It’s about that time that students will begin to flock back to the Boston area and move into their apartments and dorms. As they prepare for classes, one of the more expensive purchases will be their course materials, including the very expensive textbooks. According to an article in USA Today, textbook prices have jumped up 82% in the past ten years.
The Office of Consumer Affairs and Business Regulation conducted a college textbook survey, finding that students who rent textbooks or purchase textbooks online can save nearly 50 percent over students that buy new textbooks from school bookstores. Students have to buy whatever textbook they’ve been assigned, so we want to remind both students and parents that they do have options and the opportunity to save some money.

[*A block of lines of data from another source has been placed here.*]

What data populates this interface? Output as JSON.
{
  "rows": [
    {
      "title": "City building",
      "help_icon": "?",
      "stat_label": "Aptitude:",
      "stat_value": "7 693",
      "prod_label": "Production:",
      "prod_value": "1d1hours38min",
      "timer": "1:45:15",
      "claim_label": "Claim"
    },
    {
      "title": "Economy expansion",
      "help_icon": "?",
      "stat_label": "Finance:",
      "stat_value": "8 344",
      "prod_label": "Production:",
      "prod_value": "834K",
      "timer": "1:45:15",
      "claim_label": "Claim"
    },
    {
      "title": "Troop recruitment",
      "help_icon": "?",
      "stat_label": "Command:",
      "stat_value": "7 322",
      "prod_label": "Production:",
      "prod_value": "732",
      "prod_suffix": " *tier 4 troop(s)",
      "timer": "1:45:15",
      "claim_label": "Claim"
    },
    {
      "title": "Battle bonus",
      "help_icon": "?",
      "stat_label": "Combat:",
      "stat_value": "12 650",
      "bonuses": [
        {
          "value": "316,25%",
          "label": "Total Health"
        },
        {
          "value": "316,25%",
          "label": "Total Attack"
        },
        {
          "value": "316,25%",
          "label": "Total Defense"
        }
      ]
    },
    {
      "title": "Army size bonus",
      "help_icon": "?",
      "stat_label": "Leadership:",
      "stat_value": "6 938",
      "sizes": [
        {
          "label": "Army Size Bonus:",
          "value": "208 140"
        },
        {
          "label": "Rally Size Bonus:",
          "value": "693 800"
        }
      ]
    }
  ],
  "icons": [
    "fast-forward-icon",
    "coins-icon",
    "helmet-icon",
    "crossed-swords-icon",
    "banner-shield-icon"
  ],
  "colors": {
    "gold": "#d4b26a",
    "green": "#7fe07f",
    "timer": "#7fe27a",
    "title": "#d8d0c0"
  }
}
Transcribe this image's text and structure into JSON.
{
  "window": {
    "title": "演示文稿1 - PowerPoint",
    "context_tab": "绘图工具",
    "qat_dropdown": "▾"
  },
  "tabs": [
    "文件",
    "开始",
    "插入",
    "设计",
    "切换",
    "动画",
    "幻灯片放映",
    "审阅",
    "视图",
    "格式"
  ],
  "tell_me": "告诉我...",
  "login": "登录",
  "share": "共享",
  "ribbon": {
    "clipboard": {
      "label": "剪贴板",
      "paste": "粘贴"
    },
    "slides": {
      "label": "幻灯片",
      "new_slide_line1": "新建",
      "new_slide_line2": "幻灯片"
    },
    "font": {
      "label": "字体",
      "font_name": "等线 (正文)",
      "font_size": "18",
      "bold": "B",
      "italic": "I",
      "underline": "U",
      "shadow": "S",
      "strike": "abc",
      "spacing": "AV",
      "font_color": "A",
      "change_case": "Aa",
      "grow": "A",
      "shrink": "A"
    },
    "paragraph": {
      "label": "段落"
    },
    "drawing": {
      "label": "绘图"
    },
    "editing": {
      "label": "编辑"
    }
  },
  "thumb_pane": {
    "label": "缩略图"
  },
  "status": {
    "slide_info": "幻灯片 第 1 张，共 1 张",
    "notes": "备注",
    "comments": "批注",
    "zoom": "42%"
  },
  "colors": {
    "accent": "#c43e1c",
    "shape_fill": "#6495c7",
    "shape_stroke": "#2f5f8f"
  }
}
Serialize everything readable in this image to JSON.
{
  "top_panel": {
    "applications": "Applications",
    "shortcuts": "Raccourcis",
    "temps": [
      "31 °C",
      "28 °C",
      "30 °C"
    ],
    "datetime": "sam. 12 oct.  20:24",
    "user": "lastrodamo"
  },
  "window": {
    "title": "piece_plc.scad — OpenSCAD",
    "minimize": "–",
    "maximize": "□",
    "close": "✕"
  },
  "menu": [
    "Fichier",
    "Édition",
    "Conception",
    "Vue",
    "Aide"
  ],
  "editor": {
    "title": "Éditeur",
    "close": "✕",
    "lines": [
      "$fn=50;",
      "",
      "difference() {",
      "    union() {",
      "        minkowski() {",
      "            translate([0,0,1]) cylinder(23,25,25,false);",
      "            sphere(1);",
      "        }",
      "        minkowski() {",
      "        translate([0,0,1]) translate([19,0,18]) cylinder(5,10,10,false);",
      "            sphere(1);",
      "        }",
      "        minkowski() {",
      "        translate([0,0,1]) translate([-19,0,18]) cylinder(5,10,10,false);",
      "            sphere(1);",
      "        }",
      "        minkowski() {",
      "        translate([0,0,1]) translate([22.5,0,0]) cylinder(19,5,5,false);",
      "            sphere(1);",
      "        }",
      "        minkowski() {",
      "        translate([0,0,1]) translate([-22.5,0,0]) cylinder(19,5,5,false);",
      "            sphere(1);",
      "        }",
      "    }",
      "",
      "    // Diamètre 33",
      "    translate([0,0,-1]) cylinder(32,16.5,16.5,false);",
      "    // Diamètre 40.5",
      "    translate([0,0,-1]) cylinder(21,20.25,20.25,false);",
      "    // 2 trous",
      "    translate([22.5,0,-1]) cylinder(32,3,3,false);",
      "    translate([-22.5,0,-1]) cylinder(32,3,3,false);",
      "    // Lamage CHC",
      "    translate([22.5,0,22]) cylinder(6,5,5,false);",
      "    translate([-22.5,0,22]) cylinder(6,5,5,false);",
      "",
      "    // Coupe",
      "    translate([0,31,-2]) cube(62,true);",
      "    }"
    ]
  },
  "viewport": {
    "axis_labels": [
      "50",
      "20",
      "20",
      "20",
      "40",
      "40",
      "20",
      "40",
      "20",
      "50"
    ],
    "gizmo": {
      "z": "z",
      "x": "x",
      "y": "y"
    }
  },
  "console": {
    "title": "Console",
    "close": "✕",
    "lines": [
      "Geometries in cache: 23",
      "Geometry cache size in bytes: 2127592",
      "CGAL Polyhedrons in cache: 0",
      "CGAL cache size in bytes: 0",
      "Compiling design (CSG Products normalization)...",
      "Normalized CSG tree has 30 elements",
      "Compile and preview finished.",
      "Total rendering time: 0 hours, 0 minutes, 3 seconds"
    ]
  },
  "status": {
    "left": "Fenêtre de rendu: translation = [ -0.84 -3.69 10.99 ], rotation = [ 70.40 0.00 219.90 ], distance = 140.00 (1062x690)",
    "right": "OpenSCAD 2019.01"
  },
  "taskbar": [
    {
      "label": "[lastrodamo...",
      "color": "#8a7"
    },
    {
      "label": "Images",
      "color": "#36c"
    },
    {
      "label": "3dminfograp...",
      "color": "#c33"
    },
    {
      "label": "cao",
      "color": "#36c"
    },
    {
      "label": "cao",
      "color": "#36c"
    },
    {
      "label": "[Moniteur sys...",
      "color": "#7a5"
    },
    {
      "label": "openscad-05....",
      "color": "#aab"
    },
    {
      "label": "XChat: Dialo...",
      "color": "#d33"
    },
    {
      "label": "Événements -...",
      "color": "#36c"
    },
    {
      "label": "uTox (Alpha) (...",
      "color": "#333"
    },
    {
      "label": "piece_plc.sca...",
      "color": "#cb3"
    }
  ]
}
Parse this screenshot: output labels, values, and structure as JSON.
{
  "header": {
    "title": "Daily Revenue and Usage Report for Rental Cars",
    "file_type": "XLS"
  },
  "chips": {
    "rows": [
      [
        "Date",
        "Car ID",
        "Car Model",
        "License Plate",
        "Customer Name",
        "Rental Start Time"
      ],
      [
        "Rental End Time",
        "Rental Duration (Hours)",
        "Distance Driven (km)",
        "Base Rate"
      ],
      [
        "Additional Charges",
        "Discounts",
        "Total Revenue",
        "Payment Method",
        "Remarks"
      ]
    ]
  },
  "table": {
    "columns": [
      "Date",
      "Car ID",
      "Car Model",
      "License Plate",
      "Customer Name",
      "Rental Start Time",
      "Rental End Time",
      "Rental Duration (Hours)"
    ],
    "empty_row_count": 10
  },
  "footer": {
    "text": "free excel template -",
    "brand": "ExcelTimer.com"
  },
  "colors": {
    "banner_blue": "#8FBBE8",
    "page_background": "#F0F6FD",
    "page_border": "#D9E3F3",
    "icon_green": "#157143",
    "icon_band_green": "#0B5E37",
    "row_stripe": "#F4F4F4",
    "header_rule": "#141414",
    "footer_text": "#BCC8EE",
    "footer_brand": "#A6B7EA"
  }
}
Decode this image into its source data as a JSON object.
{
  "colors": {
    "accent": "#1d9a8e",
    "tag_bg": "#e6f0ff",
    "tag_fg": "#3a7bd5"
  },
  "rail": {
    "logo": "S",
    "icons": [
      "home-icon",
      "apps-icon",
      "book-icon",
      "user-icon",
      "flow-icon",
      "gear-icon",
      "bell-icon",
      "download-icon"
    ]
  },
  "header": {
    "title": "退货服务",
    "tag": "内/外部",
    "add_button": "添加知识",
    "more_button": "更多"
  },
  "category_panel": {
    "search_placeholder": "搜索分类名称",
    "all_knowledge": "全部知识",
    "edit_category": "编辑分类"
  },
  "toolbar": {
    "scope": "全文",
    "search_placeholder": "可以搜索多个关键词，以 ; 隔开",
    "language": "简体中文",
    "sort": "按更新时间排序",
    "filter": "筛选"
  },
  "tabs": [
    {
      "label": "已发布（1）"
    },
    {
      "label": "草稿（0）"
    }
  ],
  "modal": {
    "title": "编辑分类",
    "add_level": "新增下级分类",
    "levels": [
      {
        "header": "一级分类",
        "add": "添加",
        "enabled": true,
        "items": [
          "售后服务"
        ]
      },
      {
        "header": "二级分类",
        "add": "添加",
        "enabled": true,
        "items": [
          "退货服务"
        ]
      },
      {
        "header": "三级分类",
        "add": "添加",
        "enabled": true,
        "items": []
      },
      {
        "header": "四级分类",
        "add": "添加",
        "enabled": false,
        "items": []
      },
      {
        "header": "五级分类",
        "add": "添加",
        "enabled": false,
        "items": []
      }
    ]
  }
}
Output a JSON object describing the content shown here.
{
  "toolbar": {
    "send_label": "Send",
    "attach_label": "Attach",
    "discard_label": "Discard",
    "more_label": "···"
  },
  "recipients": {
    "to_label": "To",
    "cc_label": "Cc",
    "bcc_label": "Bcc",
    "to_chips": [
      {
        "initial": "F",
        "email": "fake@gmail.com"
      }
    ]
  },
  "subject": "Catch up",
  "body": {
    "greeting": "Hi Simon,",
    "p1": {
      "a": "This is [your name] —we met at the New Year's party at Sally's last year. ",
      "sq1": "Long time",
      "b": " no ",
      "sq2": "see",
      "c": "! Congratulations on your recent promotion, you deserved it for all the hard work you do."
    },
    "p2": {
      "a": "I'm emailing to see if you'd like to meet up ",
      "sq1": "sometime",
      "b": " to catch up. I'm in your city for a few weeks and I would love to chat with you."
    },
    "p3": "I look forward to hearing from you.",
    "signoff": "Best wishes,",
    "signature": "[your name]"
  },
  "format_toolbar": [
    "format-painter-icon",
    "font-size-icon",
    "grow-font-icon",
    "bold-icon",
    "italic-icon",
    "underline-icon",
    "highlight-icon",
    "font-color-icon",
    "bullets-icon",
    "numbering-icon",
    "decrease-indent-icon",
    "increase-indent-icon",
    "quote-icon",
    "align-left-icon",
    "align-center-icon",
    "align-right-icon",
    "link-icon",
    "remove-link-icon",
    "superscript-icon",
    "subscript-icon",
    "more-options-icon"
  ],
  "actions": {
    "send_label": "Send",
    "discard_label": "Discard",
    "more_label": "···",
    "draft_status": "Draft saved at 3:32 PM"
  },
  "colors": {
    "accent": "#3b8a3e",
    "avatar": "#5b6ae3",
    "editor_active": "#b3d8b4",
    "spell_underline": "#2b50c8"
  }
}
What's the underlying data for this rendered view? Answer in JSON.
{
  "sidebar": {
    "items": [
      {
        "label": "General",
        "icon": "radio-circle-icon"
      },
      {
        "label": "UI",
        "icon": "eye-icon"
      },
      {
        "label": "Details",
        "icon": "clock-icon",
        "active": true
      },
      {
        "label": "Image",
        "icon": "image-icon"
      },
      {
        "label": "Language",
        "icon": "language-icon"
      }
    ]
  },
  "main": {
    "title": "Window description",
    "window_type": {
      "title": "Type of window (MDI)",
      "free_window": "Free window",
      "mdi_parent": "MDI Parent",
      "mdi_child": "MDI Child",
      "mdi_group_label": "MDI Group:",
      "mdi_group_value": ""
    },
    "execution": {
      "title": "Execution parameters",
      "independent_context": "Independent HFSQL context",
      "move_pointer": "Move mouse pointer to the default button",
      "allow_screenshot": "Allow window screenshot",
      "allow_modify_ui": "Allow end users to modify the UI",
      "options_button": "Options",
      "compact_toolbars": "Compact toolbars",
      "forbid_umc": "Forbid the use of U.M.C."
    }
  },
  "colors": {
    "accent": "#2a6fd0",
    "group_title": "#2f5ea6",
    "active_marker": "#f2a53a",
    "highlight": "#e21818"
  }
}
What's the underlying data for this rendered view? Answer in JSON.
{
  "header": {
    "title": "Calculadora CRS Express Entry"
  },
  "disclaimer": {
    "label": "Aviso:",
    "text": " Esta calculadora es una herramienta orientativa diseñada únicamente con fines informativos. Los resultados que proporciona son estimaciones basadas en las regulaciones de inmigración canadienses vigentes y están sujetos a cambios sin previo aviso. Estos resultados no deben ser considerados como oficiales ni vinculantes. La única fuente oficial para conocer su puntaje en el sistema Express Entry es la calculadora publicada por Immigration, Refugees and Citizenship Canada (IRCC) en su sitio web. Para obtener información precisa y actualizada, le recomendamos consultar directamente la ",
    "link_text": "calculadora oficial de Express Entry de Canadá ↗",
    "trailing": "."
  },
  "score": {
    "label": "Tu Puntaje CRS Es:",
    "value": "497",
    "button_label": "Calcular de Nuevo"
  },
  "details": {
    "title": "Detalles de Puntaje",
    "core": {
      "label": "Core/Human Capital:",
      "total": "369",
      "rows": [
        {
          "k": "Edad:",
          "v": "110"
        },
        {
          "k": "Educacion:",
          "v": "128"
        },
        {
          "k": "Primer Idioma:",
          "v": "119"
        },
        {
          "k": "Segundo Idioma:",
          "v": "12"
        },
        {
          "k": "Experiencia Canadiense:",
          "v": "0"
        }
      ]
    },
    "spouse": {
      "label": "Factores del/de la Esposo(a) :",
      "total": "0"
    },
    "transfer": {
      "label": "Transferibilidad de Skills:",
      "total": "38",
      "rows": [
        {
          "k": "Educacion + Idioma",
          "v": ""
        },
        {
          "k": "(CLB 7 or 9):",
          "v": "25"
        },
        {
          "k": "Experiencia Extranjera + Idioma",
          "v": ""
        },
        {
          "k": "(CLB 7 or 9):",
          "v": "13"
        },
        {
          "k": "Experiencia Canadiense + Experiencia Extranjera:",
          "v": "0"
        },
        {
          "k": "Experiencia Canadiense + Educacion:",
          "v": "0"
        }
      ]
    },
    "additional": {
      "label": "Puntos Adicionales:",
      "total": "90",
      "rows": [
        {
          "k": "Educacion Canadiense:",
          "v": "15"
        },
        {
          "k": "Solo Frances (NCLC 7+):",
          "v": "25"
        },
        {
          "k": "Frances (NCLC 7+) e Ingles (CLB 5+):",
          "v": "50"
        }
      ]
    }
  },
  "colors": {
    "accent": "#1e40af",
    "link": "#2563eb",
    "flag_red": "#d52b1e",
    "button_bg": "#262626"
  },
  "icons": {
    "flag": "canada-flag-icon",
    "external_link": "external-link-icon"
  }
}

We looked at prices charged for new, used, and eBooks at school bookstores and compared them to prices charged by sellers on Amazon.com, and the Google Play and Kindle stores. We also looked at the cost for renting new, used and eBooks.
According to the survey, the most expensive option was purchasing new textbooks from the school bookstore. The lowest price options were: renting used from the school, renting an eBook from the school, or buying used on Amazon.com. A new ninth edition Social Psychology book at bookstores costs $250, while prices for a new copy of the same book started at $175 on Amazon.com – a 30 percent savings.
In many cases, buying new on Amazon.com from individual third-party sellers cost $100 less than buying new from the school bookstore. Prices of eBooks purchased through the Google Play or Kindle stores ranged from 20 percent to 44 percent lower than the full price for new books purchased through the school bookstore.
Students need to think critically before they buy or rent textbooks. Think about your study habits, whether you like to write in your book, and whether you’ll want to keep it or sell it back at the end of the semester. Just remember, once there’s a new edition of that textbook, your chances of selling it back to the school drop dramatically.
Before buying all the books listed on your course syllabus, check online to see if some smaller texts, like short stories or famous speeches, are available online for free. Also consider sharing a large expensive textbook with classmates, or borrowing it from the library. Most libraries keep at least one copy of each textbook, but these are typically not available to borrow and can only be used inside the library.
Make sure that, wherever you buy your book, you keep the receipts and know the return and refund policies. If a book is shrink-wrapped, many retailers will not accept a return if the wrapping has been opened. Similarly, don’t write in the book until you know that you’ll be keeping it.
If you order online, check the comments and the seller’s ratings. Also double check the delivery time. You don’t want to be start the semester already behind because you’re still waiting for that book to be delivered.
Another good tip is to look into softcover options. Our survey examined prices for hardcover texts, and showed that many books cost upwards of $200. Softcover books can cost up to 15 percent less than the hardcover books, and have the added benefit of being lighter and easier to carry around campus.
Textbooks are a large part of the college investment, and consumers should carefully consider these options and not simply rely on the school bookstore.
Craigslist Scam Alert: How You Could You Be Paying Someone to Steal Your Personal Info posted on Jul 24
Over the past week, the Consumer Hotline has received two complaints about a scam on Craigslist where buyers are scamming sellers out of money and their personal information. Callers reported being scammed when trying to sell an item on Craigslist. Online buyers would offer to …Continue Reading Craigslist Scam Alert: How You Could You Be Paying Someone to Steal Your Personal Info
First Time Homebuyers Prepare Themselves posted on Mar 13
Buying a home is one of the biggest purchases a consumer will ever make. Although buying and owning a home may seem daunting, prospective Massachusetts homeowners have a wealth of resources to prepare themselves. HUD-approved housing counseling agencies and Community Development Corporations around Massachusetts provide …Continue Reading First Time Homebuyers Prepare Themselves
Subfreezing Temperatures Don’t Have to Freeze Your Bank Account posted on Jan 9
As the nation has endured subfreezing temperatures this week and consumers are putting their thermostats to work, it might be a good idea to check in and see how efficient your heating system is running. In Massachusetts, MassSave, a statewide program sponsored by Massachusetts energy companies, supports …Continue Reading Subfreezing Temperatures Don’t Have to Freeze Your Bank Account